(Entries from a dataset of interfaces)
+ + + +

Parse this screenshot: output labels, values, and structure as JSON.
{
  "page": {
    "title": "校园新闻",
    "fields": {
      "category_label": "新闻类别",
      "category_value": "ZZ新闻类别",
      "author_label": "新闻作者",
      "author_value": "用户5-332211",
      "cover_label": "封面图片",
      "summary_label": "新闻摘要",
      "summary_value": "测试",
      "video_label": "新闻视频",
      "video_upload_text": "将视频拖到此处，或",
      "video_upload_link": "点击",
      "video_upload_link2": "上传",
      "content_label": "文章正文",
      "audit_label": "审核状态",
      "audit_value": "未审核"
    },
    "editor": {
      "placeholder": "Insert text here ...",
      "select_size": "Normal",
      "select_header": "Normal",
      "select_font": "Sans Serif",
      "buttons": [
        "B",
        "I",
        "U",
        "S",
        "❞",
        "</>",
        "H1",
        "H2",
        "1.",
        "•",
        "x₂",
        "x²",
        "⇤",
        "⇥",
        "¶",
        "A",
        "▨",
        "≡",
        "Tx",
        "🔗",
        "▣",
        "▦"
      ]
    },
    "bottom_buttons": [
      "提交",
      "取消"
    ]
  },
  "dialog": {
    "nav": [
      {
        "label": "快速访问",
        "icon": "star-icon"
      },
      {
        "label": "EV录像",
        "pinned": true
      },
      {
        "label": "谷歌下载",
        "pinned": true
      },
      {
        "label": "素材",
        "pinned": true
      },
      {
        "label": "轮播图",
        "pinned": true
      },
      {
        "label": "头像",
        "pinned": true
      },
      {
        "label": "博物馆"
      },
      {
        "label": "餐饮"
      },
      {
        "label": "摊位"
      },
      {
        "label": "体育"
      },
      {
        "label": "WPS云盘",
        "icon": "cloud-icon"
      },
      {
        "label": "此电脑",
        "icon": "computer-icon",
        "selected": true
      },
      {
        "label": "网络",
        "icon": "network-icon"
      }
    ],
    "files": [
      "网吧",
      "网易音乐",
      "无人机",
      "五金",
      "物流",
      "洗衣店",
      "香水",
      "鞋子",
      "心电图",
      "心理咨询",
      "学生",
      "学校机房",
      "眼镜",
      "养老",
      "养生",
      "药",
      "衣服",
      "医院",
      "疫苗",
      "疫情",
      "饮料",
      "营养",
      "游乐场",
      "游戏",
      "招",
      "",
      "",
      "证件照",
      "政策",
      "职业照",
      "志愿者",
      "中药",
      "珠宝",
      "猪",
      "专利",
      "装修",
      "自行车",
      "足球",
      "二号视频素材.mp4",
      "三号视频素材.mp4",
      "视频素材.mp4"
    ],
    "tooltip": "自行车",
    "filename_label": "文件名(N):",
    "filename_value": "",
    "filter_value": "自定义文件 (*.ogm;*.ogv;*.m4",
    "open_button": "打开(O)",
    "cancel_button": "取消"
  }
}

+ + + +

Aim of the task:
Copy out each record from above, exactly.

Answer to the exercise:
Parse this screenshot: output labels, values, and structure as JSON.
{
  "page": {
    "title": "校园新闻",
    "fields": {
      "category_label": "新闻类别",
      "category_value": "ZZ新闻类别",
      "author_label": "新闻作者",
      "author_value": "用户5-332211",
      "cover_label": "封面图片",
      "summary_label": "新闻摘要",
      "summary_value": "测试",
      "video_label": "新闻视频",
      "video_upload_text": "将视频拖到此处，或",
      "video_upload_link": "点击",
      "video_upload_link2": "上传",
      "content_label": "文章正文",
      "audit_label": "审核状态",
      "audit_value": "未审核"
    },
    "editor": {
      "placeholder": "Insert text here ...",
      "select_size": "Normal",
      "select_header": "Normal",
      "select_font": "Sans Serif",
      "buttons": [
        "B",
        "I",
        "U",
        "S",
        "❞",
        "</>",
        "H1",
        "H2",
        "1.",
        "•",
        "x₂",
        "x²",
        "⇤",
        "⇥",
        "¶",
        "A",
        "▨",
        "≡",
        "Tx",
        "🔗",
        "▣",
        "▦"
      ]
    },
    "bottom_buttons": [
      "提交",
      "取消"
    ]
  },
  "dialog": {
    "nav": [
      {
        "label": "快速访问",
        "icon": "star-icon"
      },
      {
        "label": "EV录像",
        "pinned": true
      },
      {
        "label": "谷歌下载",
        "pinned": true
      },
      {
        "label": "素材",
        "pinned": true
      },
      {
        "label": "轮播图",
        "pinned": true
      },
      {
        "label": "头像",
        "pinned": true
      },
      {
        "label": "博物馆"
      },
      {
        "label": "餐饮"
      },
      {
        "label": "摊位"
      },
      {
        "label": "体育"
      },
      {
        "label": "WPS云盘",
        "icon": "cloud-icon"
      },
      {
        "label": "此电脑",
        "icon": "computer-icon",
        "selected": true
      },
      {
        "label": "网络",
        "icon": "network-icon"
      }
    ],
    "files": [
      "网吧",
      "网易音乐",
      "无人机",
      "五金",
      "物流",
      "洗衣店",
      "香水",
      "鞋子",
      "心电图",
      "心理咨询",
      "学生",
      "学校机房",
      "眼镜",
      "养老",
      "养生",
      "药",
      "衣服",
      "医院",
      "疫苗",
      "疫情",
      "饮料",
      "营养",
      "游乐场",
      "游戏",
      "招",
      "",
      "",
      "证件照",
      "政策",
      "职业照",
      "志愿者",
      "中药",
      "珠宝",
      "猪",
      "专利",
      "装修",
      "自行车",
      "足球",
      "二号视频素材.mp4",
      "三号视频素材.mp4",
      "视频素材.mp4"
    ],
    "tooltip": "自行车",
    "filename_label": "文件名(N):",
    "filename_value": "",
    "filter_value": "自定义文件 (*.ogm;*.ogv;*.m4",
    "open_button": "打开(O)",
    "cancel_button": "取消"
  }
}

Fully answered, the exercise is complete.